I’m a freelance graphic artist, and so many times, I find myself falling back into being freelance graphic production, or something else I don’t wanna be…
Now – that certainly beats the pants off being a freelance ditch digger or a full-time burger flipper. But damn it – that’s not why I started this gig. I wanted to spend my days doing things that don’t suck.
I’ve taken hiatuses before – from work, from t.v., from personal grooming – but this week, I’m taking a hiatus from doing work that sucks and that goes against what I want to do with my time. I’m worth more than that, and you are too.
I’m not saying that I’m the second coming of the design messiah – what I’m saying is that my time is better spent actually advancing my art and my career. I’ve done enough boring design work, enough production-level stuff in my life and I’m purposing myself to find more interesting, more fulfilling, more important work to fill my week.
If we all had our druthers, we’d be working on high design every moment of every business day. No more “Yeah, I can do that” type stuff that we know will pay the electric bill. No more stuff that we can bang out quick, make a buck or two.
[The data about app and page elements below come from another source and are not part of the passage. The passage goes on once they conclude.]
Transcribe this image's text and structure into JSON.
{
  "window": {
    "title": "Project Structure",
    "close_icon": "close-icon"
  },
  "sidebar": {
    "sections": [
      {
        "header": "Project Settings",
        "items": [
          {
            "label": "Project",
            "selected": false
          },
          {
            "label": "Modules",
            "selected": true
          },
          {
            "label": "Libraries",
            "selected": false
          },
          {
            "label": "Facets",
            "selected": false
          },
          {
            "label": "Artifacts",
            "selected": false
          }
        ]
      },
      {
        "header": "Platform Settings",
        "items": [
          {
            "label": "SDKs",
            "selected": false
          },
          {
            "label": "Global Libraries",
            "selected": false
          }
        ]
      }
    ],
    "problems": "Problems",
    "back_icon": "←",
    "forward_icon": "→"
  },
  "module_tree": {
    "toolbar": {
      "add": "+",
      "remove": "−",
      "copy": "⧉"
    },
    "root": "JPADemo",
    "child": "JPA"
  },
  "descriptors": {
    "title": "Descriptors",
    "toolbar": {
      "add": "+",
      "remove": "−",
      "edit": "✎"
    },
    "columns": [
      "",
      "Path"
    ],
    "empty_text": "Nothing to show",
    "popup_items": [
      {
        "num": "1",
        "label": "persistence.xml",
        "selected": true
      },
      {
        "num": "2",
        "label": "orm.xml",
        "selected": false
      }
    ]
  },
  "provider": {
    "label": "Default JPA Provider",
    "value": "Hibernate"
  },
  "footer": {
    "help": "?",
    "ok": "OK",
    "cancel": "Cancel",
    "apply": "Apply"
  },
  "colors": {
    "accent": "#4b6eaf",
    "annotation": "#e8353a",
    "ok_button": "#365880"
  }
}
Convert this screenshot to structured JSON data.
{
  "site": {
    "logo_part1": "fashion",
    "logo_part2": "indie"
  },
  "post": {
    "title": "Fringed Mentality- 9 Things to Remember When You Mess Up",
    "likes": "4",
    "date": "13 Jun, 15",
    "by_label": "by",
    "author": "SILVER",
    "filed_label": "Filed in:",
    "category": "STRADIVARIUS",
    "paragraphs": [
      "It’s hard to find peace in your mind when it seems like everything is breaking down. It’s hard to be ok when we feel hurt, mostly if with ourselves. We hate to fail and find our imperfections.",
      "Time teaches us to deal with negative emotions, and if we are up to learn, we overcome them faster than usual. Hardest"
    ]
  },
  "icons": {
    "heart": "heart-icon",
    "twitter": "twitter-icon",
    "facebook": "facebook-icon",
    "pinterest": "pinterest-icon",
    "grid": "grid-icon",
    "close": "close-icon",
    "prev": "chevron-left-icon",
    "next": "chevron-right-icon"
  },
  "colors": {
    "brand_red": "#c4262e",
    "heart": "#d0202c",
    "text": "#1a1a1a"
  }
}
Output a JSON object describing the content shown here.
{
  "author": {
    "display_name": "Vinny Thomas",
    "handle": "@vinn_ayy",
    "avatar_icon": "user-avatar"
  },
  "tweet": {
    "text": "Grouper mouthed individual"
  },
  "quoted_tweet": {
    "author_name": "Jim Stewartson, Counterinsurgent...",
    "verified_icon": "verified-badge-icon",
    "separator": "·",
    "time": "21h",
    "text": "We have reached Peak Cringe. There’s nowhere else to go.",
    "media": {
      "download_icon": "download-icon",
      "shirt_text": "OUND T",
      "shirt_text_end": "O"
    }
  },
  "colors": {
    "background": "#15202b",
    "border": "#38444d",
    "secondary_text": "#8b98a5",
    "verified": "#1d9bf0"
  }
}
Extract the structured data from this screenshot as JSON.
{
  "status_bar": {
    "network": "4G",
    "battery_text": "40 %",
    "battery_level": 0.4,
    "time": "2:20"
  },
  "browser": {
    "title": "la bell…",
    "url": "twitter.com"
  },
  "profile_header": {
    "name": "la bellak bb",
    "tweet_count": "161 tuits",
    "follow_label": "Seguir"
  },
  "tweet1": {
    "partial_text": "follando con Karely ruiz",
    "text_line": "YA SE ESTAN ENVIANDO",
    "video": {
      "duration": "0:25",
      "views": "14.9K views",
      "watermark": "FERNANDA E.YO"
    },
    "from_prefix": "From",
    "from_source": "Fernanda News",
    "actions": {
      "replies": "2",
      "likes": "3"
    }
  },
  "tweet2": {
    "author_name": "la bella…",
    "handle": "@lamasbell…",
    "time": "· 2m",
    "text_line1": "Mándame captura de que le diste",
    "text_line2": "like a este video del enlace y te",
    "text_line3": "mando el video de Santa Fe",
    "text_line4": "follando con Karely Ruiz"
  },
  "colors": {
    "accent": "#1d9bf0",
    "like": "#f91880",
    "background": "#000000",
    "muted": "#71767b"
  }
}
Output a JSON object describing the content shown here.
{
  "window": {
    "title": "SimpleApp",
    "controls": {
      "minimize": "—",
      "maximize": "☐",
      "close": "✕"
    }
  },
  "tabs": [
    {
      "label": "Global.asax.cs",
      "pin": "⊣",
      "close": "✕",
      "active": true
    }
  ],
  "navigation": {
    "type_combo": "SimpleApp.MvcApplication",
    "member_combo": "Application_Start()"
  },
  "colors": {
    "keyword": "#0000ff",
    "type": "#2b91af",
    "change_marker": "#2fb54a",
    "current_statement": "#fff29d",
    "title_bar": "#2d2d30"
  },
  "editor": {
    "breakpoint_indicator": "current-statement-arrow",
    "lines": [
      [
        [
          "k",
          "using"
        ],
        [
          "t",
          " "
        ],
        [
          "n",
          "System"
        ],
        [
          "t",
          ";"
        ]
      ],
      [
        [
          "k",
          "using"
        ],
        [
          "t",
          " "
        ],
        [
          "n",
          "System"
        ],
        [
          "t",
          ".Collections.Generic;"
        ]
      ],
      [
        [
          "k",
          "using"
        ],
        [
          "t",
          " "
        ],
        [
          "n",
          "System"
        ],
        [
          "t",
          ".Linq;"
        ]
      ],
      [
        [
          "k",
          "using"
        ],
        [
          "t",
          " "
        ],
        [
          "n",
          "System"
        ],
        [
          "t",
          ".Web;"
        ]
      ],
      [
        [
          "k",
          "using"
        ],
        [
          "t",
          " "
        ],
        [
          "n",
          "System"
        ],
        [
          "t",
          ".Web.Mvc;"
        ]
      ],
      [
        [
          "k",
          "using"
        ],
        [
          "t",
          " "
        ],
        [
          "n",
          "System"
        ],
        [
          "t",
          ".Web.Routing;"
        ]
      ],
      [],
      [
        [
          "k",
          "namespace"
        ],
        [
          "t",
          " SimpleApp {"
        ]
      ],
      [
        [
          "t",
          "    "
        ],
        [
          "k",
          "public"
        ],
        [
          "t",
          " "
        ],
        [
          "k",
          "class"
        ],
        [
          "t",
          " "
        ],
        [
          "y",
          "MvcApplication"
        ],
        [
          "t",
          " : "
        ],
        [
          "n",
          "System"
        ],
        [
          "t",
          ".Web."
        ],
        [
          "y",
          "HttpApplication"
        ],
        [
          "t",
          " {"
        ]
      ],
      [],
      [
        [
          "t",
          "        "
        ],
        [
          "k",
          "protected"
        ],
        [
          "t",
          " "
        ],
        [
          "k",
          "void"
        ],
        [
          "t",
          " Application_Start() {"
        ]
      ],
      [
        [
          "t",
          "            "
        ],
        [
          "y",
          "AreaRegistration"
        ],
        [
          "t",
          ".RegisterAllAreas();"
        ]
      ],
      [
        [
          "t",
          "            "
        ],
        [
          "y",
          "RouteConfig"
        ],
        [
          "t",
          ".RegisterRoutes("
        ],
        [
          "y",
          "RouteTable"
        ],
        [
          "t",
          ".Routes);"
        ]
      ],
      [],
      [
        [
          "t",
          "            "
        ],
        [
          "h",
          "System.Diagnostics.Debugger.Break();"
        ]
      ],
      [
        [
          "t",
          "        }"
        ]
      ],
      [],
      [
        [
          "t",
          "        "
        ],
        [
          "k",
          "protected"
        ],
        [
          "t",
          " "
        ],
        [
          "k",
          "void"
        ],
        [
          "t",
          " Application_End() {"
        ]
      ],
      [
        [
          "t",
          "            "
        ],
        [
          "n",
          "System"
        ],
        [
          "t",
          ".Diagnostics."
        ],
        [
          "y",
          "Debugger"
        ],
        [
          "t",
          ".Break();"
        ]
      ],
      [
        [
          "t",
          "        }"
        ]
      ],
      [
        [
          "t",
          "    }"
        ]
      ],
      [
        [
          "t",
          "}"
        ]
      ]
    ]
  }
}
So – I’m declaring a “No Suck” week.
I’ve got lots of projects and clients that need my attention – and I’m sure you do, too. Inevitably, we all wind up taking some projects that are beneath us or that just plain suck.
There are a few ways of looking at sucky projects:
- The work doesn’t really suck, our attitude towards it or our concepts suck. I’ve found that a lot of projects that I think suck don’t really suck – it’s just the way I’m looking at it. I want to be more of an illustrator and artiste – and the projects that to me suck the worst are the ones that don’t allow me to pick up paper and pencil. Truth is that I CAN pick up paper and pencil on damned near any project. So – I do. If you have a project that you’re certain blows – try looking at it from another perspective. Try to inject your perfect working scenario into it. Try to make that project into a dream project. You might take a little more time doing it than you originally expected, but heck – you might just have some fun, and you will probably end up with a killer end product. That never sucks.
- The project sucks. Just plain sucks. We’ve all had ‘em, and we’ve all actively pursued them. You can do some adjustment to suckitude with your approach and work ethic, but there are projects that just suck. Not much you can do about it other than avoid, turn down or return the project to the sender. That takes a lot of fortitude, especially if you’re in need of dough. But – how much is our integrity worth? How much is our sanity worth? Certainly a lot more that $15 an hour…
- “Thrill of the hunt” type projects. The “Hey – I landed 14 new projects today – and it’s not even noon!” type projects. Never mind that they’re designing lousy projects for lousy clients at a lousy rate of pay. WE LANDED ‘EM! Those usually really do suck, as you have a tendency to go outside what you’re comfortable with – either monetarily or scope-wise. RUN! RUN FAR AWAY! Quantity does not substitute for quality. Work-or-other-wise.
- Unethical projects. Don’t do them. Define your code and stick to it. If you’re ashamed of something you’re doing, you really shouldn’t be doing it. Thursday Bram wrote an excellent article on that here. I don’t need to say more…
- Projects that are beneath you. I’ve been doing the design thing for many, many years. I don’t need to take entry level junk projects. It only leads to frustration and distracts me (or you) from the ultimate goal, which is to grow a killer design career. Don’t do it. Times can be tough, but again – what’s your integrity and sanity worth?
So – how do you avoid these sucky projects? Test each project with this list before you take it:
- Does it have the room (in the budget or in the scope) for me to have some fun and inject my own work into it?
- Is it ethical?
- Is it something I can believe in?
- Does it pay enough? (Yes – this is a legitimate concern. You have to get paid properly for your time)
- Is the client a decent enough person?
- Will I want to put it in my portfolio once completed?
- Will it take too long to see completion?
- Does it help further my goals or my career?
If you can’t answer in the affirmative on each question, you’re running into the distinct possibility of suckitude. If you’ve already taken the project, you can still test it. If it doesn’t pass muster, give it back to the client if you haven’t wasted too much of their time.
If you can’t answer each question with a “Yes,” examine your motives for considering the project. If it’s still worth it, take the project. If, after all the questions and the examination, you still take the project – you have no reason to complain. It’ll either be a good project, or you just need to be quiet and do it…
Of course, there are projects that look sucky to begin with and turn out to be fun. Likewise, there are projects that sound great and wind up killing a good time. But – if you do your homework to begin with, you can usually expect a lot more and a have a better time.
Try it for a week. You might just have a great week. You might just turn out some great work. If nothing else, it’ll give you a little better understanding of what you do and why you do it.
Now, back to non-sucky work.
(Oh – and the image isn’t mine. It’s just one of the best record covers ever…)